It shows the scale of the city’s old power station in a 1950s’ view taken from the top of the former Victoria Hall. It overshadows the former gate into the old town (now Old Portsmouth), Landport Gate.

It is through this gate that Nelson made his last entry into the town before breakfasting at the George Hotel in High Street.

This side of the gate is now the HMS Temeraire sports ground, but in Nelson’s time there would have been moats and drawbridges to protect the town.

Just beyond the gate and across St George’s Road can be seen the Mary Rose pub, now a Chinese restaurant. Next door is the still-in-use electricity sub-station.

In the foreground the old naval gymnasium has been rebuilt over the past few years and is now part of HMS Temeraire, the Royal Naval School of Physical Training.

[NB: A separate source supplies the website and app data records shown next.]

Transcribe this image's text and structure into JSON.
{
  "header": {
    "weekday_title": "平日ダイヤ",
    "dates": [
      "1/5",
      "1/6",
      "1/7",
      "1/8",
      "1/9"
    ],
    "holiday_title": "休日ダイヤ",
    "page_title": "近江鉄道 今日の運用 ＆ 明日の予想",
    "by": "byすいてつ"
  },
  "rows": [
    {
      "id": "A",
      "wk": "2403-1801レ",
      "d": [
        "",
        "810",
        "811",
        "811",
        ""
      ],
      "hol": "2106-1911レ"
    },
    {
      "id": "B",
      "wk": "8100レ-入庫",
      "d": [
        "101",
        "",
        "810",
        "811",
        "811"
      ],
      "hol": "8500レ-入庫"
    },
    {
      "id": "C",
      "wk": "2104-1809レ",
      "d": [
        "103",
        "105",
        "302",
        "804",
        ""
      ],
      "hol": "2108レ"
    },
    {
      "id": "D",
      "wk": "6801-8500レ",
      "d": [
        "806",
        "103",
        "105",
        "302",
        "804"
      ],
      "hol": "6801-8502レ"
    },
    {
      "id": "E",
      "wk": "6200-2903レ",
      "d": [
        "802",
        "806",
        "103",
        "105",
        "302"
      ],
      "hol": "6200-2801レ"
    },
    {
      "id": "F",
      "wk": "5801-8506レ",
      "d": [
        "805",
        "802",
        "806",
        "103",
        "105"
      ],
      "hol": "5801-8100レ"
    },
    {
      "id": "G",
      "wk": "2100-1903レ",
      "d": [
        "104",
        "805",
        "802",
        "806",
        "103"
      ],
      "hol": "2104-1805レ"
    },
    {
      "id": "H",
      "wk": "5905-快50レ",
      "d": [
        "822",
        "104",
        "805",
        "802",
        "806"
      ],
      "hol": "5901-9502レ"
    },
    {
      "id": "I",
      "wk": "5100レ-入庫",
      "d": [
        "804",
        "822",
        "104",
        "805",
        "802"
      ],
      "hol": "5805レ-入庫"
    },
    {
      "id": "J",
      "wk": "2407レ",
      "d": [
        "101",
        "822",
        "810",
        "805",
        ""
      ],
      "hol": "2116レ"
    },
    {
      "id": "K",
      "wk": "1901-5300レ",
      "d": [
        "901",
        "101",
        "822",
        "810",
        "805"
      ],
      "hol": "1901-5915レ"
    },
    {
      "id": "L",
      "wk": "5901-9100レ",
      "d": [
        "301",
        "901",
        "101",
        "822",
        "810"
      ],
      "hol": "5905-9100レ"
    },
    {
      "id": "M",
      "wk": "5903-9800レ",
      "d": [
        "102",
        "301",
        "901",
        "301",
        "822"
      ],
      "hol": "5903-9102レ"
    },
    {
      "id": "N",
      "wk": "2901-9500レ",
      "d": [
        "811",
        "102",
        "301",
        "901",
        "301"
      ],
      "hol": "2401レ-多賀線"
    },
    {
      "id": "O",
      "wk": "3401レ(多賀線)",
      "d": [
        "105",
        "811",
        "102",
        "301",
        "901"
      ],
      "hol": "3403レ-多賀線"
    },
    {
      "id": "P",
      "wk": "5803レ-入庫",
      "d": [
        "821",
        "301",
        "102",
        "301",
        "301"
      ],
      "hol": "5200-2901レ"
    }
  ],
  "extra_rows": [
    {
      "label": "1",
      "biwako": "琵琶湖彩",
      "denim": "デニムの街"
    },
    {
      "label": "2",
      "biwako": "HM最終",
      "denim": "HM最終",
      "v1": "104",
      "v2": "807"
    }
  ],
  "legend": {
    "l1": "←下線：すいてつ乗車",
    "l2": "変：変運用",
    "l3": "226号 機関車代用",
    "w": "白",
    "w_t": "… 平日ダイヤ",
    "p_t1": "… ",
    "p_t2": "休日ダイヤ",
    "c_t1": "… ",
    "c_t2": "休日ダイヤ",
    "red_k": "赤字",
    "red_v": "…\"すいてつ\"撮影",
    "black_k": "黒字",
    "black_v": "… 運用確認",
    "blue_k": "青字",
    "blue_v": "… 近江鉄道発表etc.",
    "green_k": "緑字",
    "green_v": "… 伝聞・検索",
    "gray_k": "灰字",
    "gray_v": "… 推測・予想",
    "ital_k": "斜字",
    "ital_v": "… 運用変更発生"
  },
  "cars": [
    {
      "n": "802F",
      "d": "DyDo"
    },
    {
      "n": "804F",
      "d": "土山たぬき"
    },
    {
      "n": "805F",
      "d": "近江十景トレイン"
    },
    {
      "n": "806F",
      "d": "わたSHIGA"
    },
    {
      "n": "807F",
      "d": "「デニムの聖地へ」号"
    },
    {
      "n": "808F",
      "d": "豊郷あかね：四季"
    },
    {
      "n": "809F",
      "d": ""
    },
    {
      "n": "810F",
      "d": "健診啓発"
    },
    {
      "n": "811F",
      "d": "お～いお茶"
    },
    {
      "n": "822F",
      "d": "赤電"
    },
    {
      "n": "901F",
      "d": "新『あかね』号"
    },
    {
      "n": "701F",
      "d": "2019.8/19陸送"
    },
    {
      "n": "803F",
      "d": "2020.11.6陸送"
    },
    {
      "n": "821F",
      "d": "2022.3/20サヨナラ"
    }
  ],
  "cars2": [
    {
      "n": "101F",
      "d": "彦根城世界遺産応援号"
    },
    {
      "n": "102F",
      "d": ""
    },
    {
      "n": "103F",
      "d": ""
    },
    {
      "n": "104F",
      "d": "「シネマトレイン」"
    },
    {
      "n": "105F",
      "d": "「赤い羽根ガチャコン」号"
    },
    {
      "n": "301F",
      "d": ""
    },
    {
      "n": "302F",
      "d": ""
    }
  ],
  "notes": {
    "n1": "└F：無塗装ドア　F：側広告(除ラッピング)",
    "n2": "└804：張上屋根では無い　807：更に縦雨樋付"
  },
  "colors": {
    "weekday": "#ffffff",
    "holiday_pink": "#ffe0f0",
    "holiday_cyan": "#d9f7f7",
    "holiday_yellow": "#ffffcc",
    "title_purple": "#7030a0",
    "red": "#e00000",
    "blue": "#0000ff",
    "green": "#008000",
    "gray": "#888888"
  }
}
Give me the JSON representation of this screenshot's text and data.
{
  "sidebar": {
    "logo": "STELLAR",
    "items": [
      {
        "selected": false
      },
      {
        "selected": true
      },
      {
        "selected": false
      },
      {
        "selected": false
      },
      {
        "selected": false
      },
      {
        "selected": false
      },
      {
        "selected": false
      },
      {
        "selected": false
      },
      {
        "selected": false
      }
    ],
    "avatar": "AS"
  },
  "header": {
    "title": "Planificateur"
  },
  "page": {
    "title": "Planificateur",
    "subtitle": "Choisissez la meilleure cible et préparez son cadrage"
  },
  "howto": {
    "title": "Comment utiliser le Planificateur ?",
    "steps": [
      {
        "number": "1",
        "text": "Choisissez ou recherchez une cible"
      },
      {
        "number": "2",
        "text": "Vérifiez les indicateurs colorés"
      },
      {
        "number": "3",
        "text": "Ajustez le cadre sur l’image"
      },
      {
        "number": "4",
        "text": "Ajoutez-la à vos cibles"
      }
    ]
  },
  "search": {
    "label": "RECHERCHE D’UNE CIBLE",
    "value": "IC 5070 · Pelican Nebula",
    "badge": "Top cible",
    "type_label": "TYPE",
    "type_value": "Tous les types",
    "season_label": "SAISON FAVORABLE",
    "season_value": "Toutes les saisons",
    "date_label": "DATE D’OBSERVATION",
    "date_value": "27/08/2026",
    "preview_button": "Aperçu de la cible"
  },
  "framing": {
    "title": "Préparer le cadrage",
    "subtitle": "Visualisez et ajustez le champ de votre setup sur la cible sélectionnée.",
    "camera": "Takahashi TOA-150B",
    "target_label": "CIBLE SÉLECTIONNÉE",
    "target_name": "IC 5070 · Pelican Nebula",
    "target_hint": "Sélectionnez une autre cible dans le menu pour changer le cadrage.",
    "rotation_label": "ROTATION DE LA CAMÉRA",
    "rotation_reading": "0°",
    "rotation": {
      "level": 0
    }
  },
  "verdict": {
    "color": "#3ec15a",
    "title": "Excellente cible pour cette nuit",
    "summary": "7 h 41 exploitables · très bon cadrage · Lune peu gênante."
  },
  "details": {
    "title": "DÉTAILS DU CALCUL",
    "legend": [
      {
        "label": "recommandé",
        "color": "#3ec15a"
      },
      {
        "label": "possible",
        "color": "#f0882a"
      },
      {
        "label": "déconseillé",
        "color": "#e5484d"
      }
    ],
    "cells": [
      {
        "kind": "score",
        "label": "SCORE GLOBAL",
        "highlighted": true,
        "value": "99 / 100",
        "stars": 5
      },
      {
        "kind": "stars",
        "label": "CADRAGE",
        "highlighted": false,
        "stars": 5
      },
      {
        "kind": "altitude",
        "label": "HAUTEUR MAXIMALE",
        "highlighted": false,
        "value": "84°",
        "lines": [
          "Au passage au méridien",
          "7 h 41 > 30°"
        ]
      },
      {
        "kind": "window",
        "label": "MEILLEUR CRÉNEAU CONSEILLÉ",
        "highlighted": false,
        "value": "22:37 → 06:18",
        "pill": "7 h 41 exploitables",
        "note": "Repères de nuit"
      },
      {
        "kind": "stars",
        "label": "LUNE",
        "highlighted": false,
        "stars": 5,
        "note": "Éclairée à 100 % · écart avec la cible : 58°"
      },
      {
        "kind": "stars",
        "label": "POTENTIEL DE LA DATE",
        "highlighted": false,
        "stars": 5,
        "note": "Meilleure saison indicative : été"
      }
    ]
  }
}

To the right of the power station can be seen HMS Vernon now, of course, the Gunwharf Quays shopping and leisure centre.

The power station was demolished between 1981 and 1983.

When excavation work was being carried out a time capsule was found with newspapers and scrolls inside.

Does anyone know what was written on the scrolls? When I was a boy I was told be a very elderly man that the land where the power station was built on was to be kept for the children of Portsmouth.

The station had to be built of course but a codicil stated that if the power station was ever demolished the land had to be returned as open space for children.

I wonder if this was discovered in the document and hushed up?